─── Available data
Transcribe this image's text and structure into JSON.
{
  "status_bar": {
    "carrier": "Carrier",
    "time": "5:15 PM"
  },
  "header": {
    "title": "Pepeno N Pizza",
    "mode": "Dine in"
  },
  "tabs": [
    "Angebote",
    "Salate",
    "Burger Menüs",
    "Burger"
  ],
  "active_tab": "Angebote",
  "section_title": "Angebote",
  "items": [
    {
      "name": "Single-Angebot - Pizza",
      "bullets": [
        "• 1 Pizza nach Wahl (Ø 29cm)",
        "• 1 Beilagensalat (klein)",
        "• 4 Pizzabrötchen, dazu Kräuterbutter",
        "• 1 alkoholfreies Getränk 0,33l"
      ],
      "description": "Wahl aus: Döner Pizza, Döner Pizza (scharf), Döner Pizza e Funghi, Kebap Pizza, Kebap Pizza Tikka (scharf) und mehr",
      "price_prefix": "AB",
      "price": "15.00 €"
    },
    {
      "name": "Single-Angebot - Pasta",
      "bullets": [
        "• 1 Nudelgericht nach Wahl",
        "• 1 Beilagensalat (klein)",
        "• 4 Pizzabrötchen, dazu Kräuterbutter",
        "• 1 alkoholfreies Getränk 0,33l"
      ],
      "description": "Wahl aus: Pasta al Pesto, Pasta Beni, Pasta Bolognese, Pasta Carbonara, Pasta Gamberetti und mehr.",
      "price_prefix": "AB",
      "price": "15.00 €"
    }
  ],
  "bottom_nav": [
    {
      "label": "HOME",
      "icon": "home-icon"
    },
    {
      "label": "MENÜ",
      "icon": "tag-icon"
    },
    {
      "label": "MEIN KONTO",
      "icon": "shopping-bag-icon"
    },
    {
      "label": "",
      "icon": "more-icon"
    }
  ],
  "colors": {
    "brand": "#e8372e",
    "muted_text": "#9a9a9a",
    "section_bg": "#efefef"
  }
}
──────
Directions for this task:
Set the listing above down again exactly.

Result below:
Transcribe this image's text and structure into JSON.
{
  "status_bar": {
    "carrier": "Carrier",
    "time": "5:15 PM"
  },
  "header": {
    "title": "Pepeno N Pizza",
    "mode": "Dine in"
  },
  "tabs": [
    "Angebote",
    "Salate",
    "Burger Menüs",
    "Burger"
  ],
  "active_tab": "Angebote",
  "section_title": "Angebote",
  "items": [
    {
      "name": "Single-Angebot - Pizza",
      "bullets": [
        "• 1 Pizza nach Wahl (Ø 29cm)",
        "• 1 Beilagensalat (klein)",
        "• 4 Pizzabrötchen, dazu Kräuterbutter",
        "• 1 alkoholfreies Getränk 0,33l"
      ],
      "description": "Wahl aus: Döner Pizza, Döner Pizza (scharf), Döner Pizza e Funghi, Kebap Pizza, Kebap Pizza Tikka (scharf) und mehr",
      "price_prefix": "AB",
      "price": "15.00 €"
    },
    {
      "name": "Single-Angebot - Pasta",
      "bullets": [
        "• 1 Nudelgericht nach Wahl",
        "• 1 Beilagensalat (klein)",
        "• 4 Pizzabrötchen, dazu Kräuterbutter",
        "• 1 alkoholfreies Getränk 0,33l"
      ],
      "description": "Wahl aus: Pasta al Pesto, Pasta Beni, Pasta Bolognese, Pasta Carbonara, Pasta Gamberetti und mehr.",
      "price_prefix": "AB",
      "price": "15.00 €"
    }
  ],
  "bottom_nav": [
    {
      "label": "HOME",
      "icon": "home-icon"
    },
    {
      "label": "MENÜ",
      "icon": "tag-icon"
    },
    {
      "label": "MEIN KONTO",
      "icon": "shopping-bag-icon"
    },
    {
      "label": "",
      "icon": "more-icon"
    }
  ],
  "colors": {
    "brand": "#e8372e",
    "muted_text": "#9a9a9a",
    "section_bg": "#efefef"
  }
}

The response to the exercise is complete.